[Start of Attachment]
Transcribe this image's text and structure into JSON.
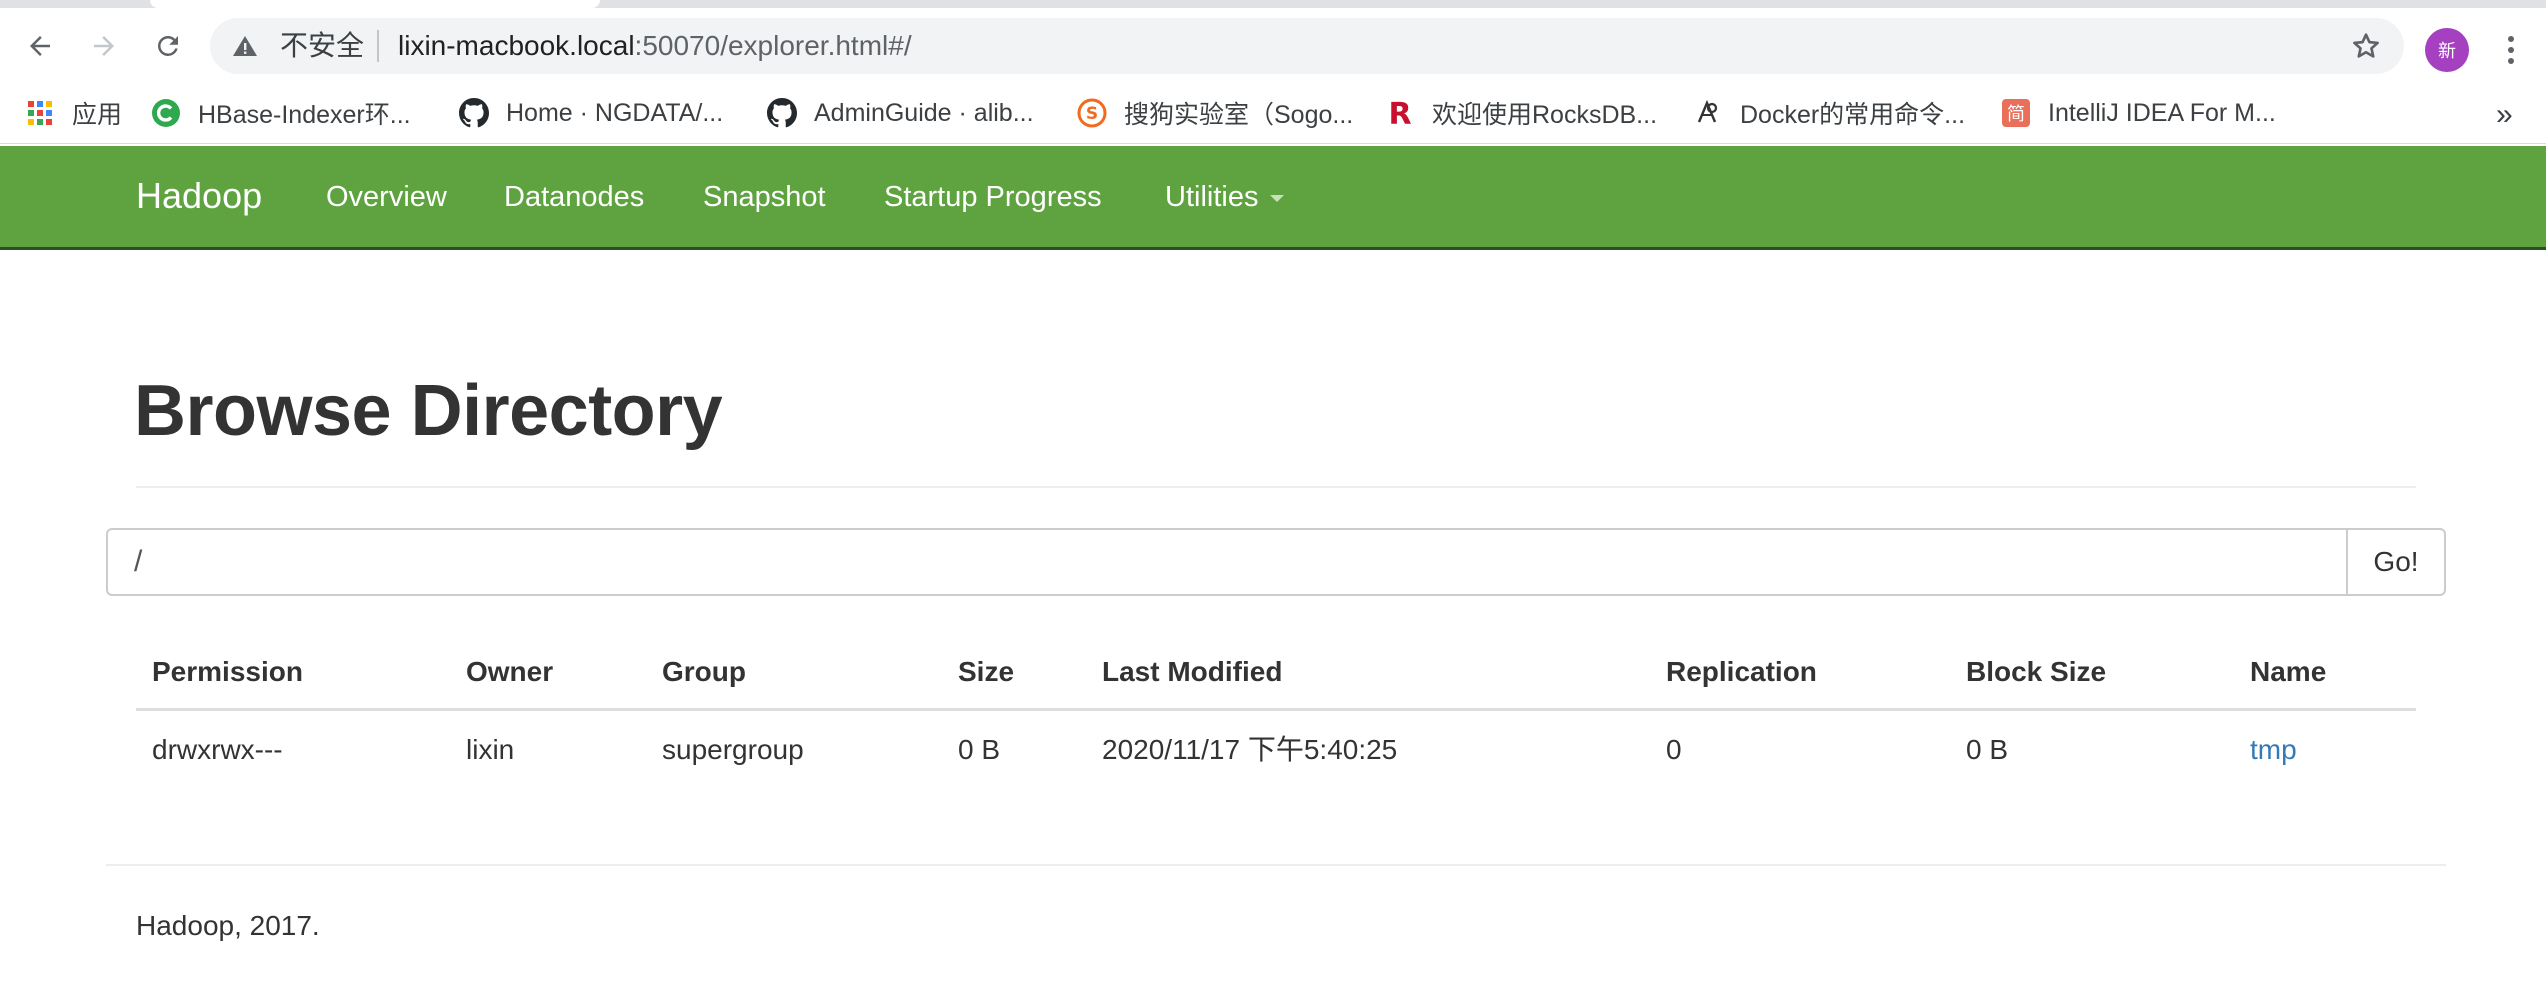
{
  "browser": {
    "address": {
      "security_label": "不安全",
      "url_host": "lixin-macbook.local",
      "url_rest": ":50070/explorer.html#/"
    },
    "profile_initial": "新",
    "more_bookmarks": "»"
  },
  "bookmarks": [
    {
      "label": "应用",
      "icon": "apps-grid-icon"
    },
    {
      "label": "HBase-Indexer环...",
      "icon": "site-c-icon"
    },
    {
      "label": "Home · NGDATA/...",
      "icon": "github-icon"
    },
    {
      "label": "AdminGuide · alib...",
      "icon": "github-icon"
    },
    {
      "label": "搜狗实验室（Sogo...",
      "icon": "sogou-icon"
    },
    {
      "label": "欢迎使用RocksDB...",
      "icon": "rocksdb-icon"
    },
    {
      "label": "Docker的常用命令...",
      "icon": "docker-site-icon"
    },
    {
      "label": "IntelliJ IDEA For M...",
      "icon": "jianshu-icon"
    }
  ],
  "navbar": {
    "brand": "Hadoop",
    "items": [
      "Overview",
      "Datanodes",
      "Snapshot",
      "Startup Progress",
      "Utilities"
    ],
    "color": "#5fa341"
  },
  "page": {
    "title": "Browse Directory",
    "path_value": "/",
    "go_label": "Go!"
  },
  "table": {
    "headers": [
      "Permission",
      "Owner",
      "Group",
      "Size",
      "Last Modified",
      "Replication",
      "Block Size",
      "Name"
    ],
    "rows": [
      [
        "drwxrwx---",
        "lixin",
        "supergroup",
        "0 B",
        "2020/11/17 下午5:40:25",
        "0",
        "0 B",
        "tmp"
      ]
    ],
    "link_color": "#337ab7"
  },
  "footer": {
    "text": "Hadoop, 2017."
  }
}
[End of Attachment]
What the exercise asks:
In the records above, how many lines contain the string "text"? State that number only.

Written reply:
2